Some of our call topics specifically challenge applicants to develop outputs or results that may be used to inform regulatory decision-making. For instance, the AMYPAD project  investigated how best to integrate the Centiloid method for quantitatively comparing amyloid-PET scans – imaging techniques that are a non-invasive way of diagnosing people with Alzheimer’s – into the clinical routine. The consortium generated evidence that the method could be used to measure the amount of amyloid in the brains of subjects with Alzheimer’s disease in clinical trials. These findings were consolidated into a Biomarker Qualification Opinion document, submitted to the EMA in September 2022. The team received a positive assessment from the EMA and the document is now available for public review on the EMA website.

As another example, the new IHI project HEU-EFS is developing a harmonised approach for early feasibility studies (EFS) for medical devices. These studies constitute a crucial phase in the journey towards device approval, enabling early insights on potentially breakthrough innovations that address patient needs – but the EU does not have any approved procedures in place on how to carry out these types of studies. If the EU has a common, approved framework for carrying out these tests, this will increase the usage of EFS in the EU, boost efficiency in the regulatory process and ensure that patients get access to innovative technologies.

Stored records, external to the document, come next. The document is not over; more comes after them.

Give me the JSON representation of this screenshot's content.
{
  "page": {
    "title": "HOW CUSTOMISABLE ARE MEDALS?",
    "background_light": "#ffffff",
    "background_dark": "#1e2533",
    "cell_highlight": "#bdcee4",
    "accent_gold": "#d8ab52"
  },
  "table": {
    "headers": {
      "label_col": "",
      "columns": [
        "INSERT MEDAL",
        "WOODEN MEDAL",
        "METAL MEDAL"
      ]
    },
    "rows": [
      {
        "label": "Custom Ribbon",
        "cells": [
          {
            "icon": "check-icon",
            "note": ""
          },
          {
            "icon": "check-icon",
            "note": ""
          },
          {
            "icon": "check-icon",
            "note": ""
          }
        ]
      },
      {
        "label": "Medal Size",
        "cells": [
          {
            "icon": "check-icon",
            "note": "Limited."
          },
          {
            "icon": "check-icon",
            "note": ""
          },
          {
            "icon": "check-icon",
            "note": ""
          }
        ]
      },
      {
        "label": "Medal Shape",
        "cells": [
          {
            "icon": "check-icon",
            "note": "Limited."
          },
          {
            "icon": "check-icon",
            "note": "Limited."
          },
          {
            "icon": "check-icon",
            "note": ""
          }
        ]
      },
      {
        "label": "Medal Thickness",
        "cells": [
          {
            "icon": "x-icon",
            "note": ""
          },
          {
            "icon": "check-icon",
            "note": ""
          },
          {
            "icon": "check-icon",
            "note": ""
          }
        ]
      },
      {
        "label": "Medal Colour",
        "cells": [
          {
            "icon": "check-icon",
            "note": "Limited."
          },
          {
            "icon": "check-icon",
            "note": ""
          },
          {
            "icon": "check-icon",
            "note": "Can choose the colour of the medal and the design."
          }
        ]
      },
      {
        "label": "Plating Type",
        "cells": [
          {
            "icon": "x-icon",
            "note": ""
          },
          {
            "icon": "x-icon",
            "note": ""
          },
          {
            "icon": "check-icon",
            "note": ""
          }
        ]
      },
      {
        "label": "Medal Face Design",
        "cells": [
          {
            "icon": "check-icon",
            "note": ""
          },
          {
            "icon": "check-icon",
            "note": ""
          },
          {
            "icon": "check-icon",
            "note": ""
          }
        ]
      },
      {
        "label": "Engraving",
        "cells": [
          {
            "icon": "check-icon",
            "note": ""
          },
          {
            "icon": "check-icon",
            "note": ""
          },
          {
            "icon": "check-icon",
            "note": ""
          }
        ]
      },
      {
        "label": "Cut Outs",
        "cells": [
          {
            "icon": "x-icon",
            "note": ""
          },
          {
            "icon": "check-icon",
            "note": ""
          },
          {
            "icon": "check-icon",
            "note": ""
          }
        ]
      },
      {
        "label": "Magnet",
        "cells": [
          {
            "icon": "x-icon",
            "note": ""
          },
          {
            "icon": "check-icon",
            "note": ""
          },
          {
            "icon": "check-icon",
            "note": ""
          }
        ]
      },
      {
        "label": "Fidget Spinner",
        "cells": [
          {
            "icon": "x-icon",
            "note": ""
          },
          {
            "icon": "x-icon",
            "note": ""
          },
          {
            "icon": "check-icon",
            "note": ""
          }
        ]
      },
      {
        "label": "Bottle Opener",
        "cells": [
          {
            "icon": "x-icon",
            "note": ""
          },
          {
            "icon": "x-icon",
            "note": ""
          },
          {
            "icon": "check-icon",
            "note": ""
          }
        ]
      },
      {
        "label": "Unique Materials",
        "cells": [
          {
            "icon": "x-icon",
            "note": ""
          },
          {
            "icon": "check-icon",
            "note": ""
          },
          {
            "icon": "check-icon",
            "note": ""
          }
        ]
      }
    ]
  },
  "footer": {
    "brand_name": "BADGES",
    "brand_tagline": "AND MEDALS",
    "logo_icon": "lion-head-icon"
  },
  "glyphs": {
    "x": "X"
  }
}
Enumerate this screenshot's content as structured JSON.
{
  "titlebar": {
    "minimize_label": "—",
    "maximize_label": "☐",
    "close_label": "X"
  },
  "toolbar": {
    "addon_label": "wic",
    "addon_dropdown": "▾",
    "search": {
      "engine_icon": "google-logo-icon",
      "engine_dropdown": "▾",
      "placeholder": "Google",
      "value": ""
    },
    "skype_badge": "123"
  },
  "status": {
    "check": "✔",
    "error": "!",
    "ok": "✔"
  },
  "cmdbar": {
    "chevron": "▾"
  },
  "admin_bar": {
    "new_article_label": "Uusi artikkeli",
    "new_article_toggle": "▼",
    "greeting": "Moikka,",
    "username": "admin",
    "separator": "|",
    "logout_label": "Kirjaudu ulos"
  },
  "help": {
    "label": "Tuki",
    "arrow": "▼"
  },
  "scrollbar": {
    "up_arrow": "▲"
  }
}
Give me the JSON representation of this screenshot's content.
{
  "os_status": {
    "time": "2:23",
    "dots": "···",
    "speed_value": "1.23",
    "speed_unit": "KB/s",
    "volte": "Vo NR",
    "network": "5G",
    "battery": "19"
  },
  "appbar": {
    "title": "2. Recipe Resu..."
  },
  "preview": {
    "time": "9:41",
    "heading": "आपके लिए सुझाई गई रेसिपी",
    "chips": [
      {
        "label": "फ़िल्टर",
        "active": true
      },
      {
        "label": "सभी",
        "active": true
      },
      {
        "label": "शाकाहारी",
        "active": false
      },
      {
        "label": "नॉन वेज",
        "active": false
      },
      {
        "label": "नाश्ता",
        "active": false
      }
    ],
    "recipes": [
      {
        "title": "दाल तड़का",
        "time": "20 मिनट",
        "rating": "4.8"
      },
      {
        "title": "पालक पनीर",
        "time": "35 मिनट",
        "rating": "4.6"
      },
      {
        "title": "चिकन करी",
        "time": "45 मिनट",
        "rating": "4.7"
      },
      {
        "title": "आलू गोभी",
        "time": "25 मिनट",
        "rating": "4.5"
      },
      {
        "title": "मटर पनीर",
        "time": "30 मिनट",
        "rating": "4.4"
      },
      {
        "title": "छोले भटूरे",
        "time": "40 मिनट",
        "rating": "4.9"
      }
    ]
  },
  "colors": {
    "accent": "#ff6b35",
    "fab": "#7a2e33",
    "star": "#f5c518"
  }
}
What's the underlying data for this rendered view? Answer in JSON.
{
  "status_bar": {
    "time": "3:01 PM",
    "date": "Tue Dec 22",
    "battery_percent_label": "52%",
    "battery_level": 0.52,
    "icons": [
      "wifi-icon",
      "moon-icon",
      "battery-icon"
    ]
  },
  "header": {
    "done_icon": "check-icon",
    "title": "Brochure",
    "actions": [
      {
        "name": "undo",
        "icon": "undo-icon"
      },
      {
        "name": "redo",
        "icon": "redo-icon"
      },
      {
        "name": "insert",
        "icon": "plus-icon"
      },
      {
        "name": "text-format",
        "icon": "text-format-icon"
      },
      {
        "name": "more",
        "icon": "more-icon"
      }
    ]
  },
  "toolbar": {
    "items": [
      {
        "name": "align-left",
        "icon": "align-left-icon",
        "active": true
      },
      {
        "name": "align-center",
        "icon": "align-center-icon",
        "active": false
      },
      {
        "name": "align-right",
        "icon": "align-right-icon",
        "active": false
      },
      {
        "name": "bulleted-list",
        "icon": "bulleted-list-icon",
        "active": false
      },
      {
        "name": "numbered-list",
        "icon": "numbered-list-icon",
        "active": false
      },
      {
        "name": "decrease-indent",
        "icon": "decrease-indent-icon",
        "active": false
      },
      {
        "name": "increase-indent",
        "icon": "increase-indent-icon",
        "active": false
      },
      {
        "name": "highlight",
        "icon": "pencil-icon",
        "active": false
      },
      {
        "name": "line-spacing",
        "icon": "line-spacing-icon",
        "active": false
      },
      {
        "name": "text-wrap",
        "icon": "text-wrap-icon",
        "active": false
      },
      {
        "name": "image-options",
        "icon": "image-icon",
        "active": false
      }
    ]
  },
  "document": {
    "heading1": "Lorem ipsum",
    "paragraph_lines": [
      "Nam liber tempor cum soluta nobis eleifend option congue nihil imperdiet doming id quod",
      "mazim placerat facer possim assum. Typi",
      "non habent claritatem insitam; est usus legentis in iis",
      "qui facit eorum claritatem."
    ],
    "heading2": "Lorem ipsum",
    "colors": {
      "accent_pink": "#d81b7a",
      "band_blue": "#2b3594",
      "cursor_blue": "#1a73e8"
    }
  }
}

For other projects, engaging with regulators may not be a core component of the project however it’s always important to be aware of the regulatory landscape that your new innovation will exist in. Projects should always ensure that outcomes are on the right track to gain regulatory acceptance or contribute to regulatory science.

We’ve prepared a guidance document to raise awareness amongst applicants and project consortia about the regulatory aspects that should be considered when preparing a proposal as well as over the lifetime of the project. It also outlines how you can engage with regulatory authorities to maximise the results of your IHI research project, using existing opportunities for regulatory support services and processes with a focus on the European Medicines Agency and the US Food and Drug Administration in particular.